** Information supplied follows **

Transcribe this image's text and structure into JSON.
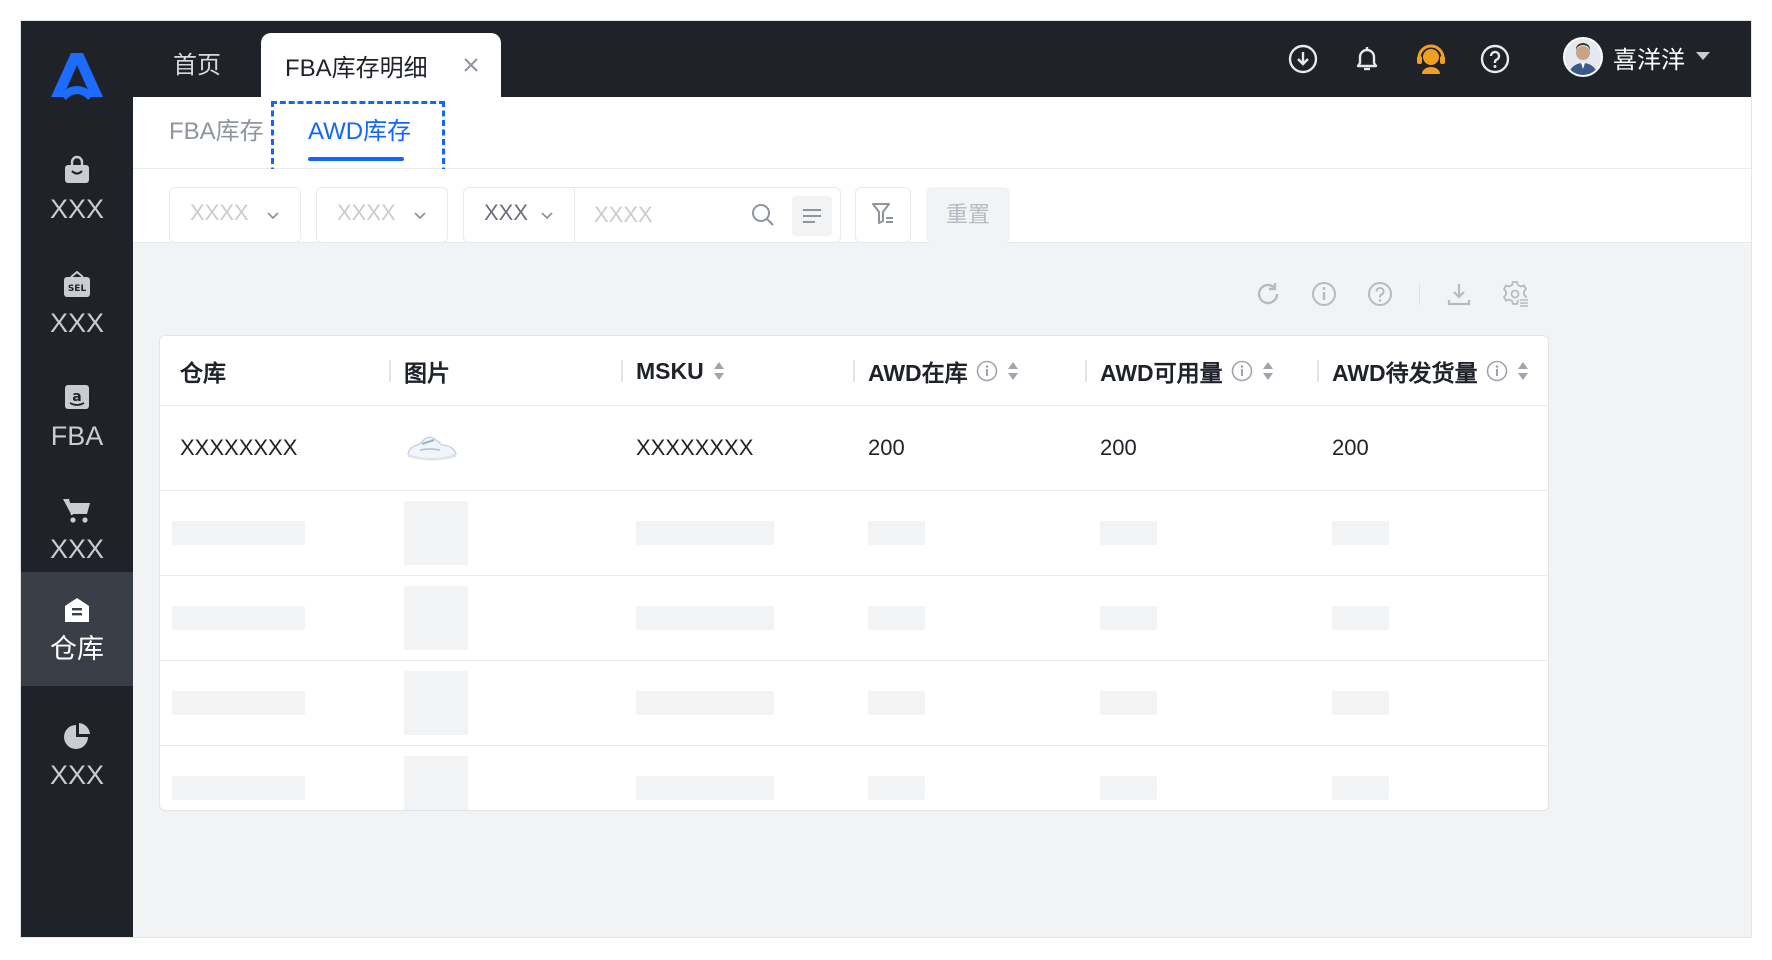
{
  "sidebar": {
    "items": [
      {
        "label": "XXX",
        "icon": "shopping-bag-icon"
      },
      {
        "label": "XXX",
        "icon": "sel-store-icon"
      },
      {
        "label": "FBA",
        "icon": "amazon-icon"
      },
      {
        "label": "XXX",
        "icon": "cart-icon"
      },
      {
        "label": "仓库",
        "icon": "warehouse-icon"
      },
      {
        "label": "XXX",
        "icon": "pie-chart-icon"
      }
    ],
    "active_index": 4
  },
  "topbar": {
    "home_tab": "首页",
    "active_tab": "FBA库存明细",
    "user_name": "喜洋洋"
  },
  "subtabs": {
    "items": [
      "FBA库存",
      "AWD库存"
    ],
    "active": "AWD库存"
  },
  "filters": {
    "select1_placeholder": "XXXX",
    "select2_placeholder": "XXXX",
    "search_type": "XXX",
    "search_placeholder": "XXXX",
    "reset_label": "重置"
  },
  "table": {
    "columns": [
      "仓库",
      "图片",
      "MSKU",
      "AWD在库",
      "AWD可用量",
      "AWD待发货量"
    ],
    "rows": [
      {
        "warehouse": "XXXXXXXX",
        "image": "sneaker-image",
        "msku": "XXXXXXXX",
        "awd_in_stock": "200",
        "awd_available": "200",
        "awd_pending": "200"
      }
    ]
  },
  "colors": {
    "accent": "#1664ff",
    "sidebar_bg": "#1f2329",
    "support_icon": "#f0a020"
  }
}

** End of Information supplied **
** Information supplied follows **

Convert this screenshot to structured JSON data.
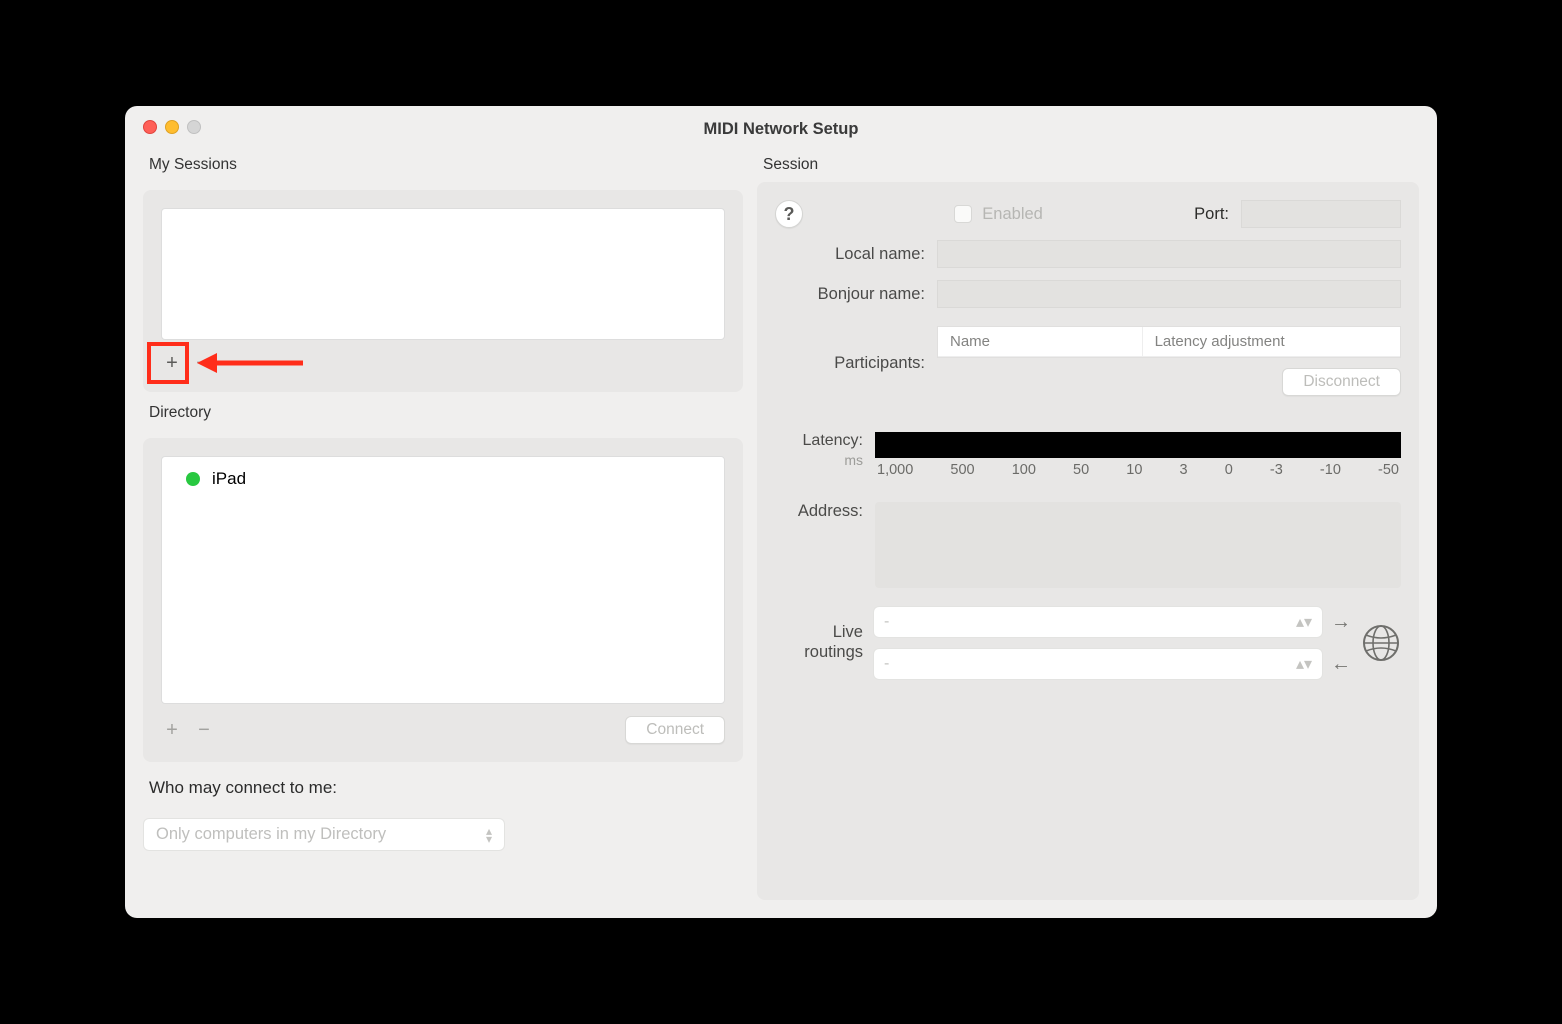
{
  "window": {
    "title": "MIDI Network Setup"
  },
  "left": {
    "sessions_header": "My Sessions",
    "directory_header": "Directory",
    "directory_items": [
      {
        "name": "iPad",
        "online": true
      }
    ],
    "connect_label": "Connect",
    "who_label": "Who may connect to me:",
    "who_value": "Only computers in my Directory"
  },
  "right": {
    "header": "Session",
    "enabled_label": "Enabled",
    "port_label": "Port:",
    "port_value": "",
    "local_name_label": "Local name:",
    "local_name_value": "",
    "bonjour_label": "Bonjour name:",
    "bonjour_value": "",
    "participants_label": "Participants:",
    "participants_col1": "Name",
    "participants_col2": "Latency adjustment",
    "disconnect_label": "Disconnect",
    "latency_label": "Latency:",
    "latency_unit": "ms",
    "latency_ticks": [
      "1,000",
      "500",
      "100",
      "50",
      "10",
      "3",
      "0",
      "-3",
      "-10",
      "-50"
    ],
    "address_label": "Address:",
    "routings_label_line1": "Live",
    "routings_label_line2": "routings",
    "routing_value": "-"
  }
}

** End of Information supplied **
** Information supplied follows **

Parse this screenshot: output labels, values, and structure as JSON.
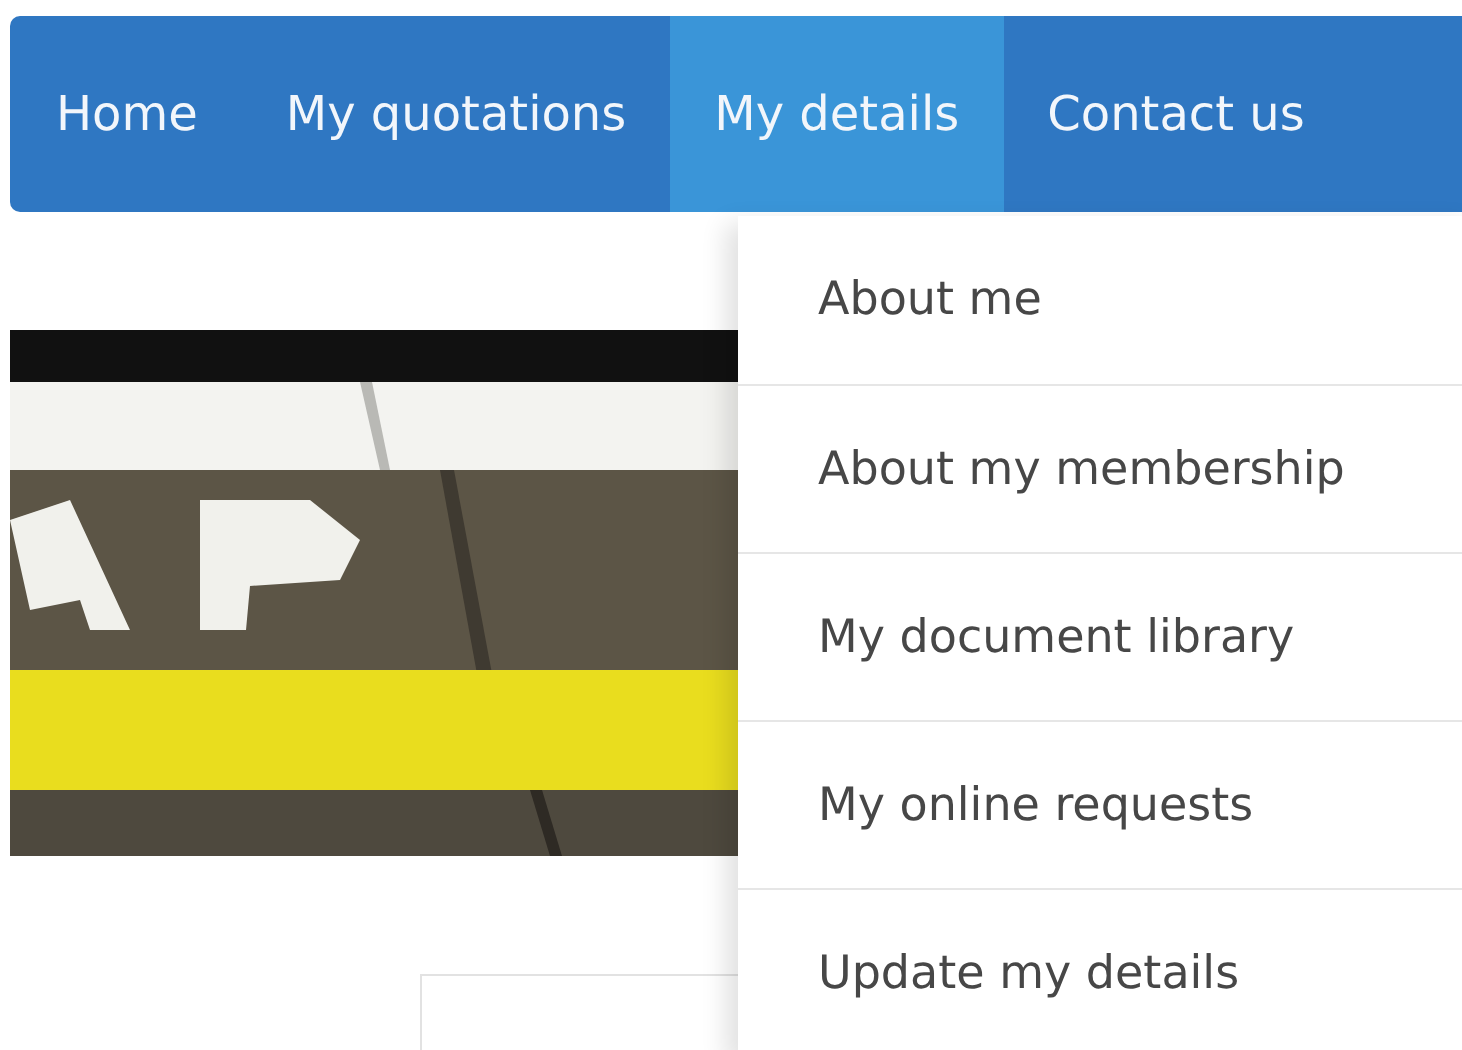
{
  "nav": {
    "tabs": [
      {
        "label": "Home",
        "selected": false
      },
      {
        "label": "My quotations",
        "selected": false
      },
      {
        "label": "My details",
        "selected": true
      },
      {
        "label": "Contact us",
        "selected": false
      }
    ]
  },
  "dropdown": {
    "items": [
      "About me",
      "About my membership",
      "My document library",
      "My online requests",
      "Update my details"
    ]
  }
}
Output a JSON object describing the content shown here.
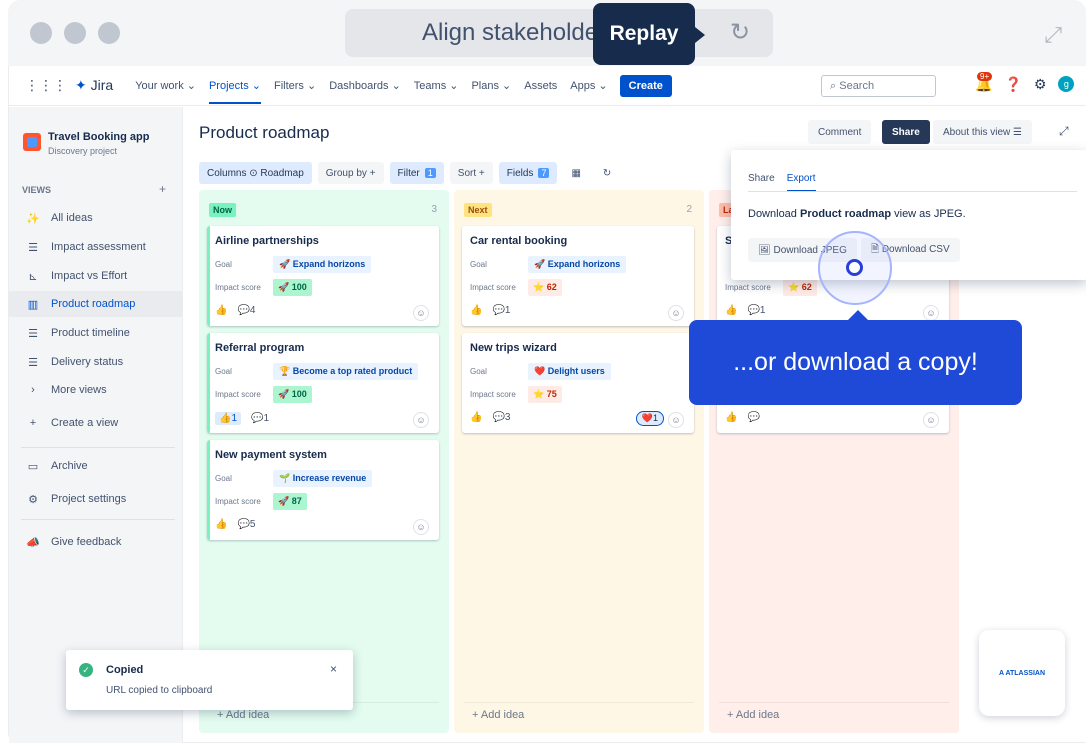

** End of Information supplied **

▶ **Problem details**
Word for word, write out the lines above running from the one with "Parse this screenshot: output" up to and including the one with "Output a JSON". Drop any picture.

▶ **Expected answer**
Parse this screenshot: output labels, values, and structure as JSON.
{
  "nav": {
    "tabs": [
      {
        "label": "Home",
        "selected": false
      },
      {
        "label": "My quotations",
        "selected": false
      },
      {
        "label": "My details",
        "selected": true
      },
      {
        "label": "Contact us",
        "selected": false
      }
    ]
  },
  "dropdown": {
    "items": [
      "About me",
      "About my membership",
      "My document library",
      "My online requests",
      "Update my details"
    ]
  }
}
Output a JSON object describing the content shown here.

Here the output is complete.